The course kick started a whole new means of expression for me. I wanted to learn to watercolor so that I could bring life to architectural/ industrial design drawings that I had prior been working on on the computer. Jun taught me the skills I was looking for in this workshop, which I now use on a daily basis in my career. In terms of the experience of the workshop-the word heaven does not suffice. You hop from one unimaginably beautiful spot to the next painting the scenery of a very special island. Monasteries in the hills, expansive vistas, boats by the water, rocky landscapes, and white stucco villas were all inspiring places to learn the craft of water coloring. Time spent in class learning technique and skill adds a perfect balance to the experience. You land at the end of each day feeling fulfilled by the people you have spent time with, proud of the things you halearned, and inspired by this paradise."
-Lily Barberich www.cargocollective.com/lilybarberich
"The philosophy of the Aegean Center is that art can be taught. This concept has lost a lot of traction in conceptual art. I remember someone asking Jun [and I paraphrase] "What will you not let anything stand in the way of?" and the answer [not paraphrased], "I want to do anything that helps me be the best artist I can be". For Jun, mastering teaching is part of mastering his art; studying with Jun again after four years I was impressed that he pushes himself to live constantly on the edge of his skill.
At Jun's invitation, everyone in the class was equal parts disciple and teacher. The hours we spent painting were hours dedicated not to a hobby but to something we were, at least for those weeks, devoted to for our whole lives. By the end beginners and intermediate students alike deftly applied accurate perspective, a sense of form and light, and especially developed layers and richness of paint. Jun emphasized the last because it is rare in watercolor.

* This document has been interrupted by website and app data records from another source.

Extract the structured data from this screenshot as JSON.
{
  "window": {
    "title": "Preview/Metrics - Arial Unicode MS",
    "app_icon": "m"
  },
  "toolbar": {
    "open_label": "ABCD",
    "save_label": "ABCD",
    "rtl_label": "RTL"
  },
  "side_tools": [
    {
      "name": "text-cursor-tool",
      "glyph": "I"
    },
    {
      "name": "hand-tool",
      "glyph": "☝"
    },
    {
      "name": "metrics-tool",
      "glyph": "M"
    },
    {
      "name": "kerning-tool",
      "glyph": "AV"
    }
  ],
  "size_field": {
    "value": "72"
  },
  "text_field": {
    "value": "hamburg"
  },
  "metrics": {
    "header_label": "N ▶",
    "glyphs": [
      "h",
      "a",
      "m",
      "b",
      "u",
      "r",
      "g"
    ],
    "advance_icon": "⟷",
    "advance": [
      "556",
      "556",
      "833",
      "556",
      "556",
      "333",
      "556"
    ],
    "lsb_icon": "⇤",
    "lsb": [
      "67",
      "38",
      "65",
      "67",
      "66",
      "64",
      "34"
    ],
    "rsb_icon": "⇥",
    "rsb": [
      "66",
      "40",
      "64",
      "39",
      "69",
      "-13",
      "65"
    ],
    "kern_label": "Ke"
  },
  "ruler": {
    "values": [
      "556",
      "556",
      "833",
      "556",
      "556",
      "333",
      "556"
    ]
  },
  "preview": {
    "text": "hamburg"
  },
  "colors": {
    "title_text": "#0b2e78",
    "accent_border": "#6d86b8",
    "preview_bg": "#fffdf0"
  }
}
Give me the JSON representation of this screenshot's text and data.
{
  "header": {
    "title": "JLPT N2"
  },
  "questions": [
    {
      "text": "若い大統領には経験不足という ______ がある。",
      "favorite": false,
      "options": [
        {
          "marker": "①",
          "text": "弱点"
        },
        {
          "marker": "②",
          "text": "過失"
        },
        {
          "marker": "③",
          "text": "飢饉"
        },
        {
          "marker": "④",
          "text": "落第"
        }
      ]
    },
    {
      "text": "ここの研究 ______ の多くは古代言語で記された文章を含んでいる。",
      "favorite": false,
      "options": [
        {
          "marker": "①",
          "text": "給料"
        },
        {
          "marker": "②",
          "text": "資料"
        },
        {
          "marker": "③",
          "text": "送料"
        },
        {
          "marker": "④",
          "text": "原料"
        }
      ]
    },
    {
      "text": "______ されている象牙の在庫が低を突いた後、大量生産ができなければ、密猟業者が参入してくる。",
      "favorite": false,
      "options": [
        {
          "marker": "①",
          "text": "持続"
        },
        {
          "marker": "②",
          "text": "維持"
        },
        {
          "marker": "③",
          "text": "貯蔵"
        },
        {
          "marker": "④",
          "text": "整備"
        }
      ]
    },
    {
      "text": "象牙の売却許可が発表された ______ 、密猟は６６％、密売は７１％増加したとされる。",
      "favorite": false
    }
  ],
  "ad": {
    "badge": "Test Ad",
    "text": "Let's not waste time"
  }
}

We spent long afternoons in the landscape I once called only white and blue - particularity unforgiving after Italy's chiaroscuro. Now, I thought of the landscape as a complex mixture of yellow ochre, burnt sienna and ultramarine. I wanted to articulate those beautiful tones on my paper.

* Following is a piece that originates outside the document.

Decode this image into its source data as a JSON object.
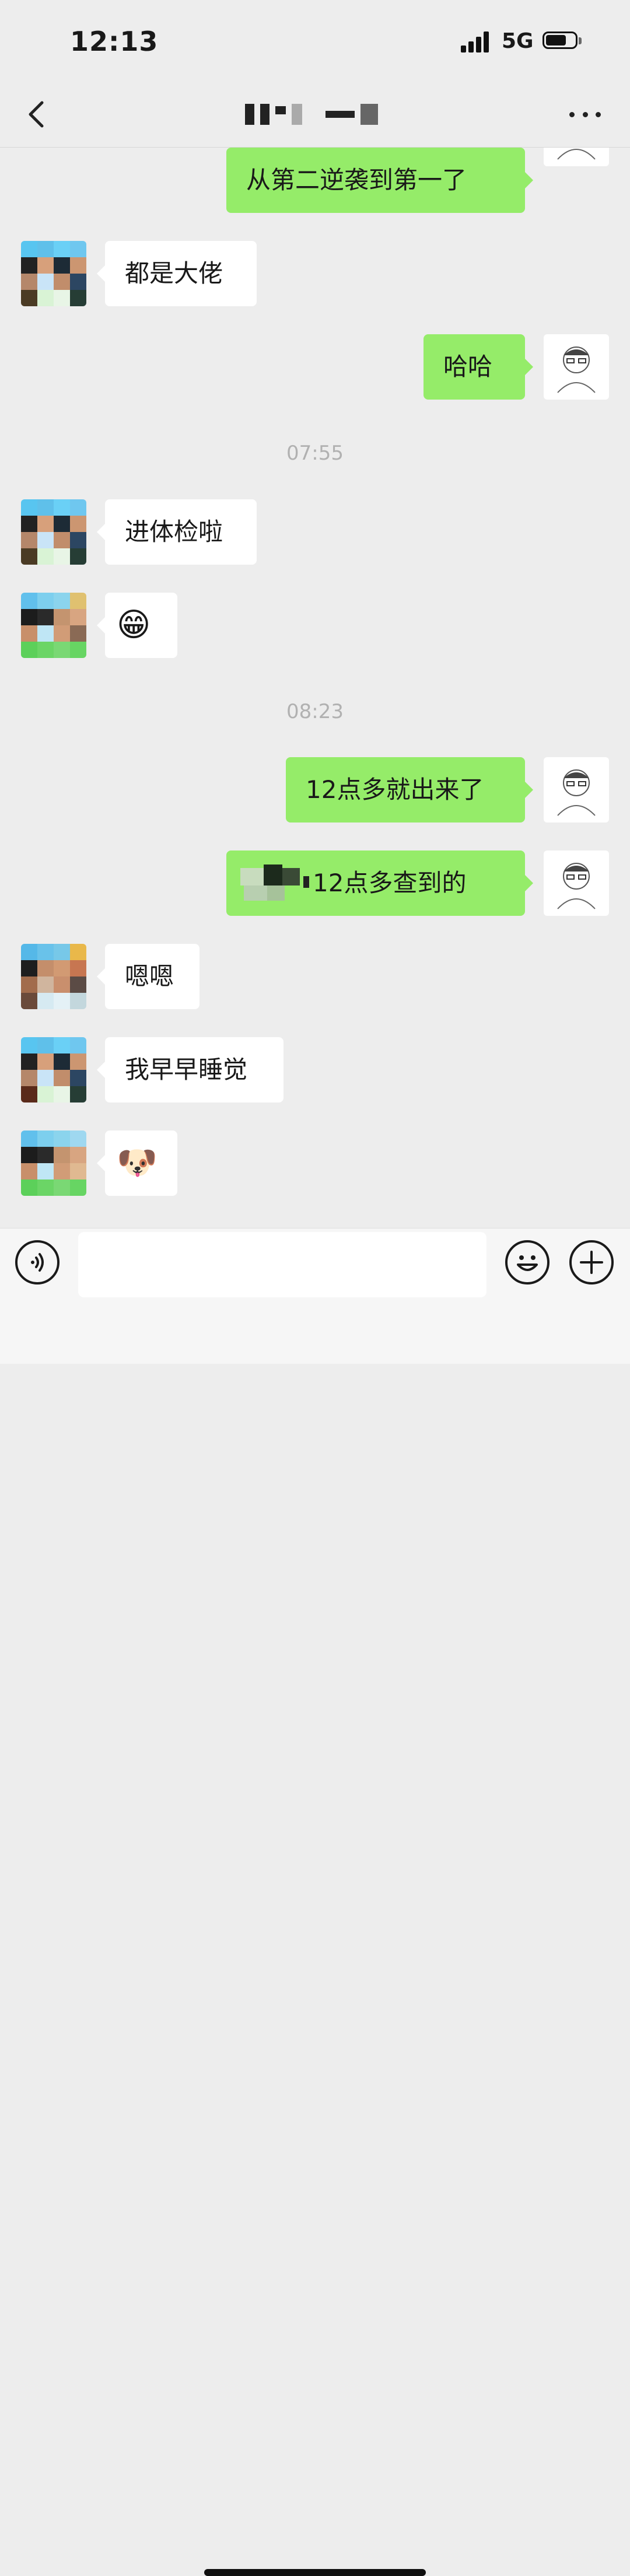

Our conversations about color extended to our dinner in Lefkes, the original Parian hill town. From the taverna there, looking over the platia and church decorated with primary yellow and blue flags for a festival, we watched the hill turn from yellow ochre to warm grey and then to neutral density (a term borrowed from John's digital photographers); a combination of primary colors creating a neutral tone I am convinced is Paros' secret imprimatura. All the while, we talked about how we would mix the colors.
One day we dodged the light, and painted in the dusky pottery workshop Yria. There, my painting turned into a representation of memory – bowls lifted into an almost philosophical place between form and non–form, and I discovered the real negotiation taking place in me was between fear and wanting to become the best artist I could be. In addition to revisiting, relearning, and learning anew to paint with Jun, I gained something that can be applied both to painting and to poetry: the delicate process of articulating fleeting observations."